▶ **Directions**
For each entry, output its words exactly and leave any picture behind.

▶ **Available data**
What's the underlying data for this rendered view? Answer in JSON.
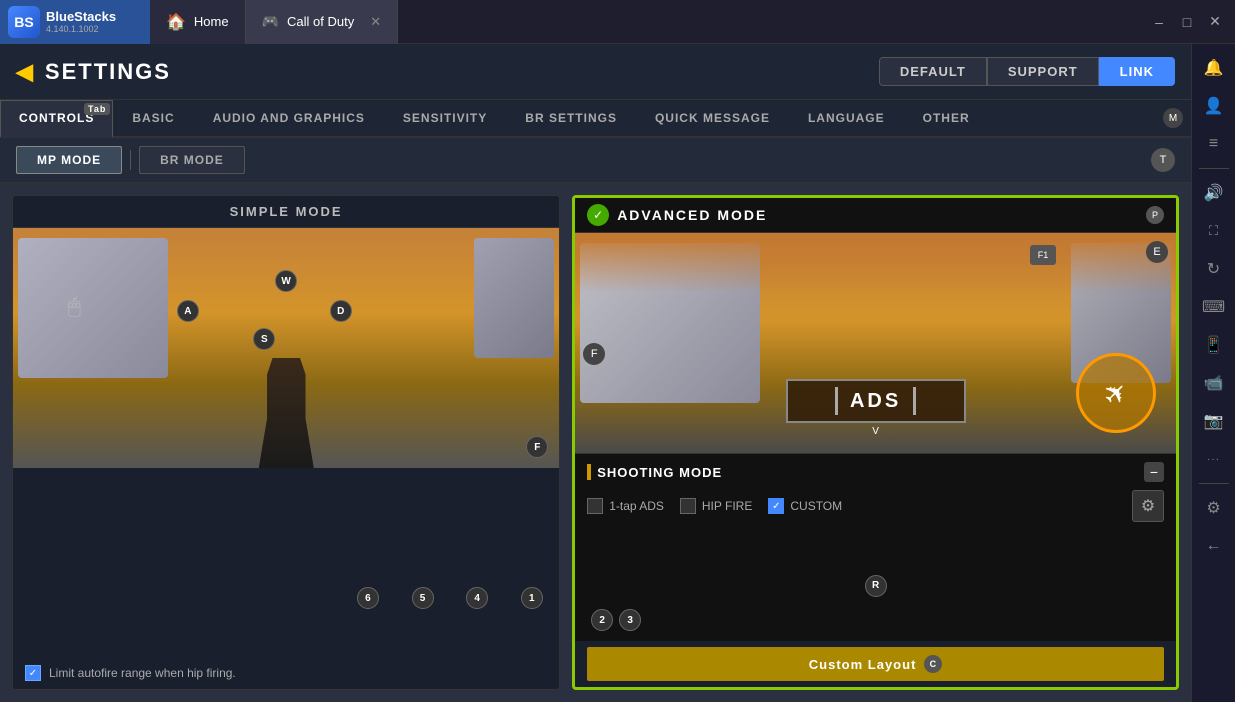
{
  "titlebar": {
    "app_name": "BlueStacks",
    "app_version": "4.140.1.1002",
    "home_tab": "Home",
    "game_tab": "Call of Duty",
    "minimize": "–",
    "maximize": "□",
    "close": "✕"
  },
  "settings": {
    "back_arrow": "◀",
    "title": "SETTINGS",
    "btn_default": "DEFAULT",
    "btn_support": "SUPPORT",
    "btn_link": "LINK"
  },
  "tabs": [
    {
      "id": "controls",
      "label": "CONTROLS",
      "active": true,
      "badge": "Tab"
    },
    {
      "id": "basic",
      "label": "BASIC",
      "active": false
    },
    {
      "id": "audio_graphics",
      "label": "AUDIO AND GRAPHICS",
      "active": false
    },
    {
      "id": "sensitivity",
      "label": "SENSITIVITY",
      "active": false
    },
    {
      "id": "br_settings",
      "label": "BR SETTINGS",
      "active": false
    },
    {
      "id": "quick_message",
      "label": "QUICK MESSAGE",
      "active": false
    },
    {
      "id": "language",
      "label": "LANGUAGE",
      "active": false
    },
    {
      "id": "other",
      "label": "OTHER",
      "active": false
    }
  ],
  "modes": {
    "mp_mode": "MP MODE",
    "br_mode": "BR MODE",
    "t_badge": "T"
  },
  "simple_panel": {
    "title": "SIMPLE MODE",
    "keys": [
      "W",
      "A",
      "D",
      "S",
      "6",
      "5",
      "4",
      "1",
      "F"
    ],
    "checkbox_text": "Limit autofire range when hip firing.",
    "bottom_keys": [
      "6",
      "5",
      "4",
      "1"
    ]
  },
  "advanced_panel": {
    "title": "ADVANCED MODE",
    "check_icon": "✓",
    "p_badge": "P",
    "e_badge": "E",
    "f1_label": "F1",
    "f_badge": "F",
    "r_badge": "R",
    "v_badge": "V",
    "ads_text": "ADS",
    "shooting_mode_title": "SHOOTING MODE",
    "options": [
      {
        "label": "1-tap ADS",
        "checked": false
      },
      {
        "label": "HIP FIRE",
        "checked": false
      },
      {
        "label": "CUSTOM",
        "checked": true
      }
    ],
    "bottom_keys": [
      "2",
      "3"
    ],
    "custom_layout_btn": "Custom Layout",
    "c_badge": "C",
    "minus": "−"
  },
  "sidebar": {
    "icons": [
      {
        "name": "notification-icon",
        "symbol": "🔔"
      },
      {
        "name": "account-icon",
        "symbol": "👤"
      },
      {
        "name": "menu-icon",
        "symbol": "≡"
      },
      {
        "name": "volume-icon",
        "symbol": "🔊"
      },
      {
        "name": "fullscreen-icon",
        "symbol": "⛶"
      },
      {
        "name": "rotate-icon",
        "symbol": "↻"
      },
      {
        "name": "keyboard-icon",
        "symbol": "⌨"
      },
      {
        "name": "phone-icon",
        "symbol": "📱"
      },
      {
        "name": "video-icon",
        "symbol": "📹"
      },
      {
        "name": "camera-icon",
        "symbol": "📷"
      },
      {
        "name": "dots-icon",
        "symbol": "···"
      },
      {
        "name": "settings-icon",
        "symbol": "⚙"
      },
      {
        "name": "back-icon",
        "symbol": "←"
      }
    ]
  }
}
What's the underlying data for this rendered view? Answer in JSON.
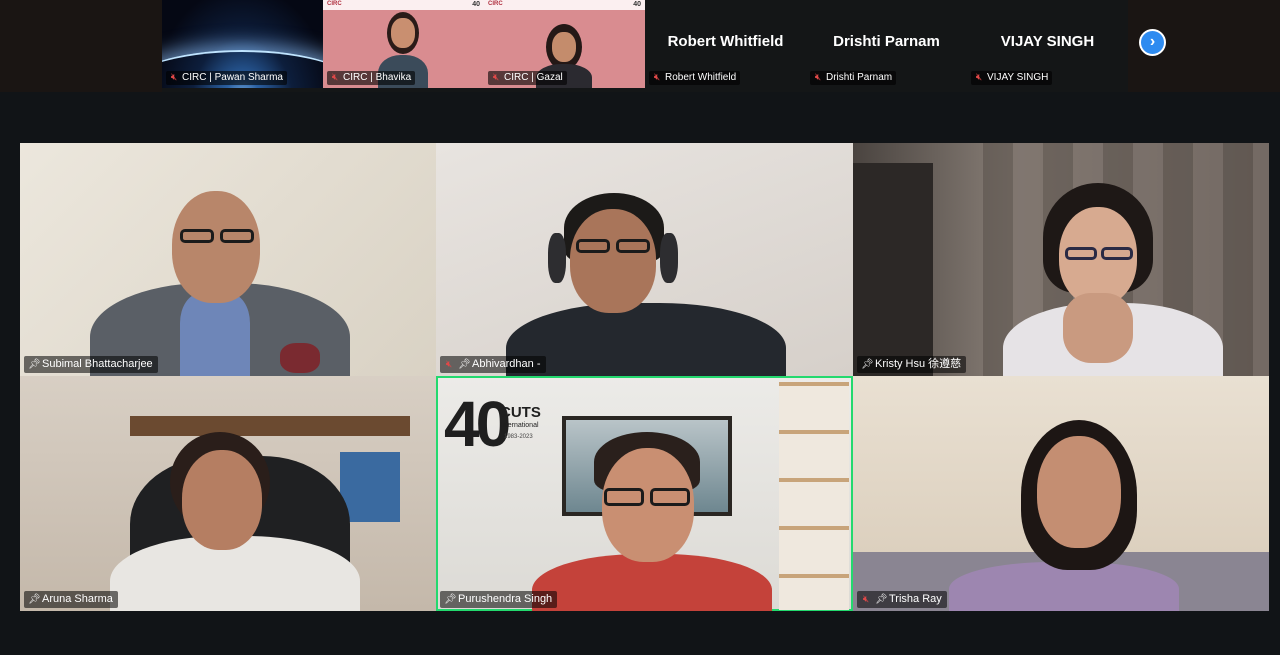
{
  "top_strip": {
    "thumbnails": [
      {
        "name": "CIRC | Pawan Sharma",
        "muted": true,
        "video": "space"
      },
      {
        "name": "CIRC | Bhavika",
        "muted": true,
        "video": "camera",
        "logo_left": "CIRC",
        "logo_right": "40"
      },
      {
        "name": "CIRC | Gazal",
        "muted": true,
        "video": "camera",
        "logo_left": "CIRC",
        "logo_right": "40"
      },
      {
        "name": "Robert Whitfield",
        "display_name": "Robert Whitfield",
        "muted": true,
        "video": "off"
      },
      {
        "name": "Drishti Parnam",
        "display_name": "Drishti Parnam",
        "muted": true,
        "video": "off"
      },
      {
        "name": "VIJAY SINGH",
        "display_name": "VIJAY SINGH",
        "muted": true,
        "video": "off"
      }
    ],
    "next_icon": "chevron-right-icon"
  },
  "gallery": {
    "tiles": [
      {
        "name": "Subimal Bhattacharjee",
        "pinned": true,
        "muted": false
      },
      {
        "name": "Abhivardhan -",
        "pinned": true,
        "muted": true
      },
      {
        "name": "Kristy Hsu 徐遵慈",
        "pinned": true,
        "muted": false
      },
      {
        "name": "Aruna Sharma",
        "pinned": true,
        "muted": false
      },
      {
        "name": "Purushendra Singh",
        "pinned": true,
        "muted": false,
        "active_speaker": true,
        "backdrop_logo": "40",
        "backdrop_logo_text": "CUTS",
        "backdrop_logo_sub": "International",
        "backdrop_years": "1983-2023"
      },
      {
        "name": "Trisha Ray",
        "pinned": true,
        "muted": true
      }
    ]
  },
  "colors": {
    "background": "#111417",
    "active_speaker_border": "#23d96e",
    "muted_icon": "#e04848",
    "next_button": "#2e8bf0"
  }
}
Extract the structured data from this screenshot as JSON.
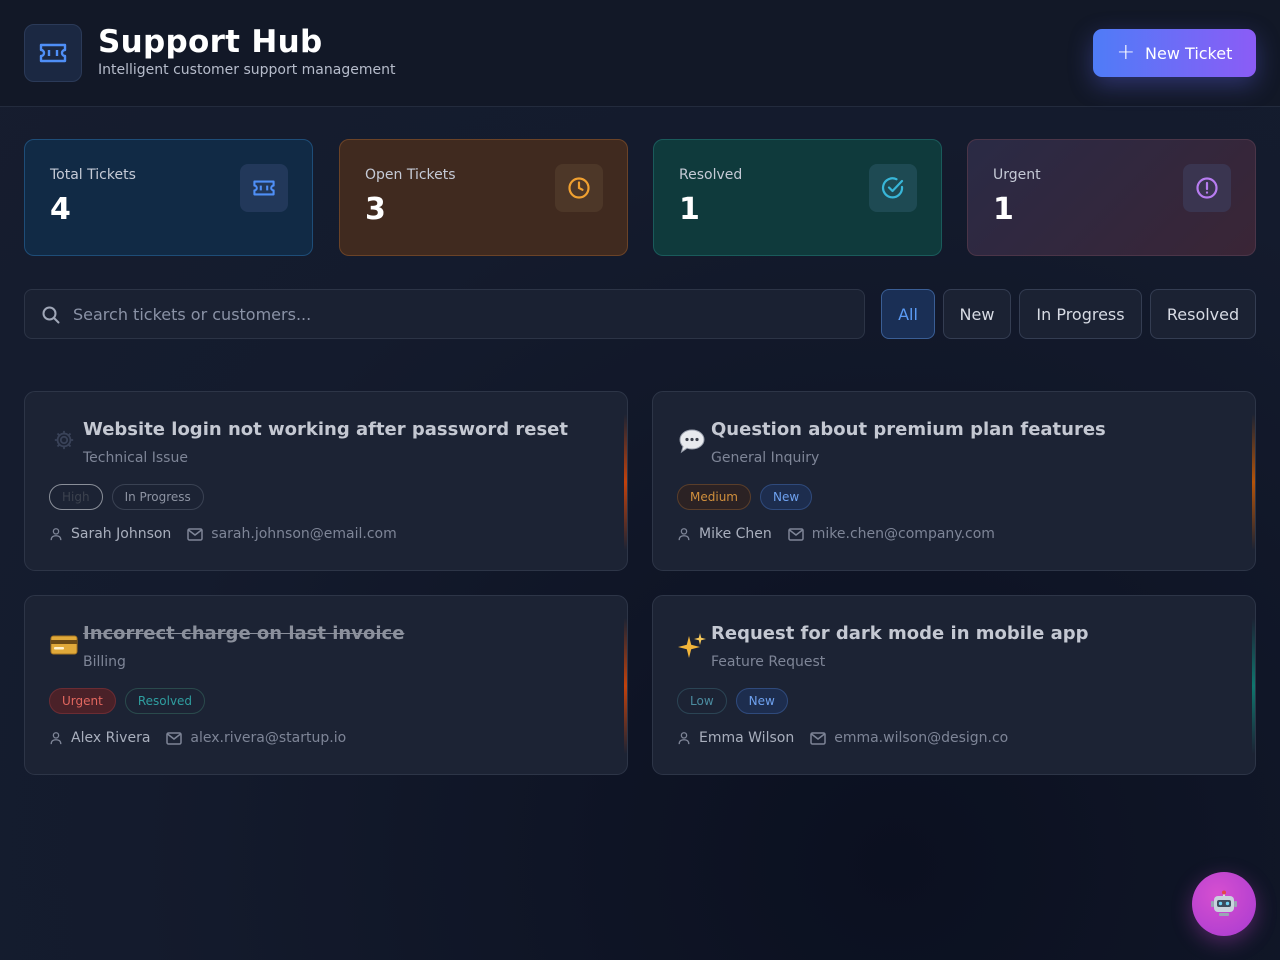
{
  "header": {
    "title": "Support Hub",
    "subtitle": "Intelligent customer support management",
    "new_ticket_label": "New Ticket",
    "logo_icon": "ticket-icon"
  },
  "stats": [
    {
      "label": "Total Tickets",
      "value": "4",
      "icon": "ticket-icon",
      "color": "#4f8ff7"
    },
    {
      "label": "Open Tickets",
      "value": "3",
      "icon": "clock-icon",
      "color": "#f0a030"
    },
    {
      "label": "Resolved",
      "value": "1",
      "icon": "check-circle-icon",
      "color": "#38b6d8"
    },
    {
      "label": "Urgent",
      "value": "1",
      "icon": "alert-circle-icon",
      "color": "#b77cf0"
    }
  ],
  "search": {
    "placeholder": "Search tickets or customers...",
    "value": ""
  },
  "filters": [
    {
      "label": "All",
      "active": true
    },
    {
      "label": "New",
      "active": false
    },
    {
      "label": "In Progress",
      "active": false
    },
    {
      "label": "Resolved",
      "active": false
    }
  ],
  "tickets": [
    {
      "icon": "gear-icon",
      "title": "Website login not working after password reset",
      "category": "Technical Issue",
      "priority": "High",
      "status": "In Progress",
      "customer": "Sarah Johnson",
      "email": "sarah.johnson@email.com",
      "accent_color": "#c2410c"
    },
    {
      "icon": "speech-bubble-icon",
      "title": "Question about premium plan features",
      "category": "General Inquiry",
      "priority": "Medium",
      "status": "New",
      "customer": "Mike Chen",
      "email": "mike.chen@company.com",
      "accent_color": "#b45309"
    },
    {
      "icon": "credit-card-icon",
      "title": "Incorrect charge on last invoice",
      "category": "Billing",
      "priority": "Urgent",
      "status": "Resolved",
      "customer": "Alex Rivera",
      "email": "alex.rivera@startup.io",
      "accent_color": "#c2410c"
    },
    {
      "icon": "sparkles-icon",
      "title": "Request for dark mode in mobile app",
      "category": "Feature Request",
      "priority": "Low",
      "status": "New",
      "customer": "Emma Wilson",
      "email": "emma.wilson@design.co",
      "accent_color": "#0f766e"
    }
  ],
  "assistant": {
    "icon": "robot-icon"
  }
}
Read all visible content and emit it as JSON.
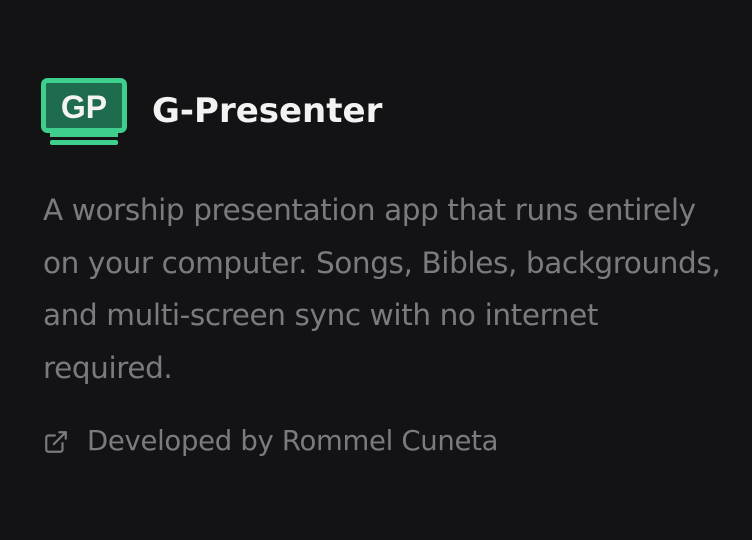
{
  "app": {
    "logo_text": "GP",
    "name": "G-Presenter"
  },
  "description": "A worship presentation app that runs entirely on your computer. Songs, Bibles, backgrounds, and multi-screen sync with no internet required.",
  "credit": {
    "icon": "external-link-icon",
    "text": "Developed by Rommel Cuneta"
  },
  "colors": {
    "background": "#131315",
    "accent": "#3ecf8e",
    "title": "#f3f3f3",
    "muted_text": "#7a7a80"
  }
}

▶ **Answer to this exercise**
What's the underlying data for this rendered view? Answer in JSON.
{
  "titlebar": {
    "app_name": "BlueStacks",
    "app_version": "4.140.1.1002",
    "home_tab": "Home",
    "game_tab": "Call of Duty",
    "minimize": "–",
    "maximize": "□",
    "close": "✕"
  },
  "settings": {
    "back_arrow": "◀",
    "title": "SETTINGS",
    "btn_default": "DEFAULT",
    "btn_support": "SUPPORT",
    "btn_link": "LINK"
  },
  "tabs": [
    {
      "id": "controls",
      "label": "CONTROLS",
      "active": true,
      "badge": "Tab"
    },
    {
      "id": "basic",
      "label": "BASIC",
      "active": false
    },
    {
      "id": "audio_graphics",
      "label": "AUDIO AND GRAPHICS",
      "active": false
    },
    {
      "id": "sensitivity",
      "label": "SENSITIVITY",
      "active": false
    },
    {
      "id": "br_settings",
      "label": "BR SETTINGS",
      "active": false
    },
    {
      "id": "quick_message",
      "label": "QUICK MESSAGE",
      "active": false
    },
    {
      "id": "language",
      "label": "LANGUAGE",
      "active": false
    },
    {
      "id": "other",
      "label": "OTHER",
      "active": false
    }
  ],
  "modes": {
    "mp_mode": "MP MODE",
    "br_mode": "BR MODE",
    "t_badge": "T"
  },
  "simple_panel": {
    "title": "SIMPLE MODE",
    "keys": [
      "W",
      "A",
      "D",
      "S",
      "6",
      "5",
      "4",
      "1",
      "F"
    ],
    "checkbox_text": "Limit autofire range when hip firing.",
    "bottom_keys": [
      "6",
      "5",
      "4",
      "1"
    ]
  },
  "advanced_panel": {
    "title": "ADVANCED MODE",
    "check_icon": "✓",
    "p_badge": "P",
    "e_badge": "E",
    "f1_label": "F1",
    "f_badge": "F",
    "r_badge": "R",
    "v_badge": "V",
    "ads_text": "ADS",
    "shooting_mode_title": "SHOOTING MODE",
    "options": [
      {
        "label": "1-tap ADS",
        "checked": false
      },
      {
        "label": "HIP FIRE",
        "checked": false
      },
      {
        "label": "CUSTOM",
        "checked": true
      }
    ],
    "bottom_keys": [
      "2",
      "3"
    ],
    "custom_layout_btn": "Custom Layout",
    "c_badge": "C",
    "minus": "−"
  },
  "sidebar": {
    "icons": [
      {
        "name": "notification-icon",
        "symbol": "🔔"
      },
      {
        "name": "account-icon",
        "symbol": "👤"
      },
      {
        "name": "menu-icon",
        "symbol": "≡"
      },
      {
        "name": "volume-icon",
        "symbol": "🔊"
      },
      {
        "name": "fullscreen-icon",
        "symbol": "⛶"
      },
      {
        "name": "rotate-icon",
        "symbol": "↻"
      },
      {
        "name": "keyboard-icon",
        "symbol": "⌨"
      },
      {
        "name": "phone-icon",
        "symbol": "📱"
      },
      {
        "name": "video-icon",
        "symbol": "📹"
      },
      {
        "name": "camera-icon",
        "symbol": "📷"
      },
      {
        "name": "dots-icon",
        "symbol": "···"
      },
      {
        "name": "settings-icon",
        "symbol": "⚙"
      },
      {
        "name": "back-icon",
        "symbol": "←"
      }
    ]
  }
}
What's the underlying data for this rendered view? Answer in JSON.
{
  "top_strip": {
    "thumbnails": [
      {
        "name": "CIRC | Pawan Sharma",
        "muted": true,
        "video": "space"
      },
      {
        "name": "CIRC | Bhavika",
        "muted": true,
        "video": "camera",
        "logo_left": "CIRC",
        "logo_right": "40"
      },
      {
        "name": "CIRC | Gazal",
        "muted": true,
        "video": "camera",
        "logo_left": "CIRC",
        "logo_right": "40"
      },
      {
        "name": "Robert Whitfield",
        "display_name": "Robert Whitfield",
        "muted": true,
        "video": "off"
      },
      {
        "name": "Drishti Parnam",
        "display_name": "Drishti Parnam",
        "muted": true,
        "video": "off"
      },
      {
        "name": "VIJAY SINGH",
        "display_name": "VIJAY SINGH",
        "muted": true,
        "video": "off"
      }
    ],
    "next_icon": "chevron-right-icon"
  },
  "gallery": {
    "tiles": [
      {
        "name": "Subimal Bhattacharjee",
        "pinned": true,
        "muted": false
      },
      {
        "name": "Abhivardhan -",
        "pinned": true,
        "muted": true
      },
      {
        "name": "Kristy Hsu 徐遵慈",
        "pinned": true,
        "muted": false
      },
      {
        "name": "Aruna Sharma",
        "pinned": true,
        "muted": false
      },
      {
        "name": "Purushendra Singh",
        "pinned": true,
        "muted": false,
        "active_speaker": true,
        "backdrop_logo": "40",
        "backdrop_logo_text": "CUTS",
        "backdrop_logo_sub": "International",
        "backdrop_years": "1983-2023"
      },
      {
        "name": "Trisha Ray",
        "pinned": true,
        "muted": true
      }
    ]
  },
  "colors": {
    "background": "#111417",
    "active_speaker_border": "#23d96e",
    "muted_icon": "#e04848",
    "next_button": "#2e8bf0"
  }
}
Extract the structured data from this screenshot as JSON.
{
  "header": {
    "title": "Support Hub",
    "subtitle": "Intelligent customer support management",
    "new_ticket_label": "New Ticket",
    "logo_icon": "ticket-icon"
  },
  "stats": [
    {
      "label": "Total Tickets",
      "value": "4",
      "icon": "ticket-icon",
      "color": "#4f8ff7"
    },
    {
      "label": "Open Tickets",
      "value": "3",
      "icon": "clock-icon",
      "color": "#f0a030"
    },
    {
      "label": "Resolved",
      "value": "1",
      "icon": "check-circle-icon",
      "color": "#38b6d8"
    },
    {
      "label": "Urgent",
      "value": "1",
      "icon": "alert-circle-icon",
      "color": "#b77cf0"
    }
  ],
  "search": {
    "placeholder": "Search tickets or customers...",
    "value": ""
  },
  "filters": [
    {
      "label": "All",
      "active": true
    },
    {
      "label": "New",
      "active": false
    },
    {
      "label": "In Progress",
      "active": false
    },
    {
      "label": "Resolved",
      "active": false
    }
  ],
  "tickets": [
    {
      "icon": "gear-icon",
      "title": "Website login not working after password reset",
      "category": "Technical Issue",
      "priority": "High",
      "status": "In Progress",
      "customer": "Sarah Johnson",
      "email": "sarah.johnson@email.com",
      "accent_color": "#c2410c"
    },
    {
      "icon": "speech-bubble-icon",
      "title": "Question about premium plan features",
      "category": "General Inquiry",
      "priority": "Medium",
      "status": "New",
      "customer": "Mike Chen",
      "email": "mike.chen@company.com",
      "accent_color": "#b45309"
    },
    {
      "icon": "credit-card-icon",
      "title": "Incorrect charge on last invoice",
      "category": "Billing",
      "priority": "Urgent",
      "status": "Resolved",
      "customer": "Alex Rivera",
      "email": "alex.rivera@startup.io",
      "accent_color": "#c2410c"
    },
    {
      "icon": "sparkles-icon",
      "title": "Request for dark mode in mobile app",
      "category": "Feature Request",
      "priority": "Low",
      "status": "New",
      "customer": "Emma Wilson",
      "email": "emma.wilson@design.co",
      "accent_color": "#0f766e"
    }
  ],
  "assistant": {
    "icon": "robot-icon"
  }
}
Read all visible content and emit it as JSON.
{
  "app": {
    "logo_text": "GP",
    "name": "G-Presenter"
  },
  "description": "A worship presentation app that runs entirely on your computer. Songs, Bibles, backgrounds, and multi-screen sync with no internet required.",
  "credit": {
    "icon": "external-link-icon",
    "text": "Developed by Rommel Cuneta"
  },
  "colors": {
    "background": "#131315",
    "accent": "#3ecf8e",
    "title": "#f3f3f3",
    "muted_text": "#7a7a80"
  }
}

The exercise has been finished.